SG: The Six-Point Peace Plan is still supported by the Security Council, by the Member States of the United Nations, and those six points should be implemented. Unfortunately, for very obvious reasons of security threat and non-cooperation of both parties – the Syrian Government and the opposition forces – this Six-Point Peace Plan has not been implemented, particularly the first point, the cessation of violence. Because of that, the second – political dialogue – has never been able to even commence. That is why we are meeting in Geneva. This small group will be very much focused. This group is the most involved key stakeholders in resolving this crisis. Therefore, I sincerely hope that we will create a decisive momentum on the basis of which we can really move ahead for the implementation of the Six-Point Peace Plan.

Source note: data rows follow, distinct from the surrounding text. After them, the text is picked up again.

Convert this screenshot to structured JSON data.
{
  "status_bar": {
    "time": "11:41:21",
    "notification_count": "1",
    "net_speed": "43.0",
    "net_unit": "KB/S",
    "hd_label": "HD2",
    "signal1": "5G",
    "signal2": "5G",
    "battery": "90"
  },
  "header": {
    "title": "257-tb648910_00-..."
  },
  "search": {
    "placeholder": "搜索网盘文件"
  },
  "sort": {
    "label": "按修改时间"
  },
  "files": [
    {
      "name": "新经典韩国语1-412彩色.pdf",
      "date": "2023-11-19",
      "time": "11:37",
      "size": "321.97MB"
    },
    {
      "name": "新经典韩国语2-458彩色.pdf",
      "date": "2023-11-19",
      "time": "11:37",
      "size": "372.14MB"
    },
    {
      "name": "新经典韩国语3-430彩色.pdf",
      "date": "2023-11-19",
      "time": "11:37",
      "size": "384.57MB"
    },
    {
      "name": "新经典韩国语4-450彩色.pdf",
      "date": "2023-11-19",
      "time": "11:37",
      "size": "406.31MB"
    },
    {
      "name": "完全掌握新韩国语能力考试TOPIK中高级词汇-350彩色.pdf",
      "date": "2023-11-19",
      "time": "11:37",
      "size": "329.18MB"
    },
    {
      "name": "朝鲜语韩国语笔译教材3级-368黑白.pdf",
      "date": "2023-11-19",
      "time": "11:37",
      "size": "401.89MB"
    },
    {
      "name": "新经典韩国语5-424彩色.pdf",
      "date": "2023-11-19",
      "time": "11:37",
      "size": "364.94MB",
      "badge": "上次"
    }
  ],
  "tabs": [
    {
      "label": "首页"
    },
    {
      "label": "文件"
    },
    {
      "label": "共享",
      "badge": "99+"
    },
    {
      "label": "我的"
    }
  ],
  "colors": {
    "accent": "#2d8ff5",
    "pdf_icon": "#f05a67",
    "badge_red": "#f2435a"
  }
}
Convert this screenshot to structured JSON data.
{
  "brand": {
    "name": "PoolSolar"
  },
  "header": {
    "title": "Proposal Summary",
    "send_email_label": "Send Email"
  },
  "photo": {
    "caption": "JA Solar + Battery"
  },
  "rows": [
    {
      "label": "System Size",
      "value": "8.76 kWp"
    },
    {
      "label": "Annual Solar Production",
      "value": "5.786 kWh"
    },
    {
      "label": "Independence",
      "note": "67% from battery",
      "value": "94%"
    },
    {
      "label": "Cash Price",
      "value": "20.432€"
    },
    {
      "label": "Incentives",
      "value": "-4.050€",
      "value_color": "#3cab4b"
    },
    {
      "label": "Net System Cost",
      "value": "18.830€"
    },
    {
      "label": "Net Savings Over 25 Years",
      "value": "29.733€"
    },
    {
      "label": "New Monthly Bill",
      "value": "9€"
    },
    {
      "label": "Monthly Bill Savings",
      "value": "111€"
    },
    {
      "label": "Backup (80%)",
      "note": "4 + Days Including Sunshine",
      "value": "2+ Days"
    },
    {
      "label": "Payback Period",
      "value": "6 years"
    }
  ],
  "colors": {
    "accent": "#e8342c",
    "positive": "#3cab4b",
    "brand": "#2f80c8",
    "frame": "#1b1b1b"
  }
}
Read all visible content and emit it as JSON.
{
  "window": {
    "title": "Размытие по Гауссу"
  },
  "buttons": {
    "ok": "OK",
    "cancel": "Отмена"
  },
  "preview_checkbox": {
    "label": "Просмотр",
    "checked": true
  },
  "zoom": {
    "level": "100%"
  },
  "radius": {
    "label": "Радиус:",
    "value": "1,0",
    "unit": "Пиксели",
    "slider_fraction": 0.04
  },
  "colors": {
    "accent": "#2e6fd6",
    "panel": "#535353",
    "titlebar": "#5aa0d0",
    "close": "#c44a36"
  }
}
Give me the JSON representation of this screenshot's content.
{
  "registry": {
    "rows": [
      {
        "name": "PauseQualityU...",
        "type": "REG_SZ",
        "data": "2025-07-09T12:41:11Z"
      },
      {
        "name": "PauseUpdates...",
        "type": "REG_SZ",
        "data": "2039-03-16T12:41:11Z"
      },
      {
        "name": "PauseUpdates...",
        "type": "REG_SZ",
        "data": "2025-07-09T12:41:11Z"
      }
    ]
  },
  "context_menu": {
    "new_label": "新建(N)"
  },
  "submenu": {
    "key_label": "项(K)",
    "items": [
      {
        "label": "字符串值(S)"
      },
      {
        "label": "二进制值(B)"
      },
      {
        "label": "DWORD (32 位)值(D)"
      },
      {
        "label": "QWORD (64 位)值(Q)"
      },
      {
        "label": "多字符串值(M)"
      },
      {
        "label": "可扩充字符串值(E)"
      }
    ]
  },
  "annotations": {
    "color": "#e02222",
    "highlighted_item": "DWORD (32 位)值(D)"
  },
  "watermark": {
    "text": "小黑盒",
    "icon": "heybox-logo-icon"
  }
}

Everybody knows why the monitors had to suspend their activities. It’s not that they have been completely suspended; they have been engaging in a very limited way. That was a decision because of the inevitable situation where our monitors had been targeted by both sides and this is understood by all the parties and all the communities of the world. I sincerely hope that they will be able to resume their activities. For that, we have to talk in Geneva. I sincerely hope that this will be a turning point.
Q: On the Rio+20 conference, I heard what you said, as I’m sure you know that NGOs like Oxfam said it was a hoax, Greenpeace called it an epic failure and said that the corporations ran wild in Rio and that the US and others blocked efforts to stop mining of the sea and to impose human rights obligations on corporations. I just wonder – you were there and obviously put a lot of effort into it. What’s your response to that critique? What human rights obligations do you think the corporations have?
SG: I am aware of those concerns and criticisms about the outcome document. I had, on two occasions, very extensive meetings with members of civil society and, at one point, I met with nine major group representatives. These discussions were very extensive and very constructive. I listened very carefully to their views and their concerns and I explained the position of the United Nations, as well as Member States. And I have fully explained the contents of the outcome document. I explained to them that when I was a young student, I was taught by my teachers to ‘put your head above the cloud, but have your two feet firmly grounded on the soil, on the ground.’ If you don’t do that, however ambitious the ideas you may have, you will fall and you will tumble. We have to be very practical, very realistic. These are the outcomes, result of 193 Member States’ many, many months’ long process of negotiations, taking into account all the limitations, all the constraints and all the resources, and how much we can do. I think it is very fair that this outcome document is very balanced, concrete and result-oriented.
As I said many times in the past, this is not the end, this is just the beginning. We have many important processes to follow. First of all, we have to agree on Sustainable Development Goals. Members States have made a very clear timeline and also they asked me, as Secretary-General, to provide full support, including inputs and technical and logistical support to this process. I am going to establish a High-Level Panel of Eminent Persons to present the visions and recommendations for the post-MDG 2015 visions. And there are many nations, they have established their high-level political fora to follow up on all of these sustainable development recommendations, replacing the Commission on Sustainable Development. And they have agreed to strengthen the United Nations Environment Programme (UNEP) with universal membership, with steady and strengthened resources provided. And there are many, many other good recommendations with clear timelines and very concise issues. However, I made it quite clear that I will continue to listen to their views. We will work together with civil society. And, in the course of the coming negotiations and processes, we will fully reflect their concerns and views.
Thank you very much.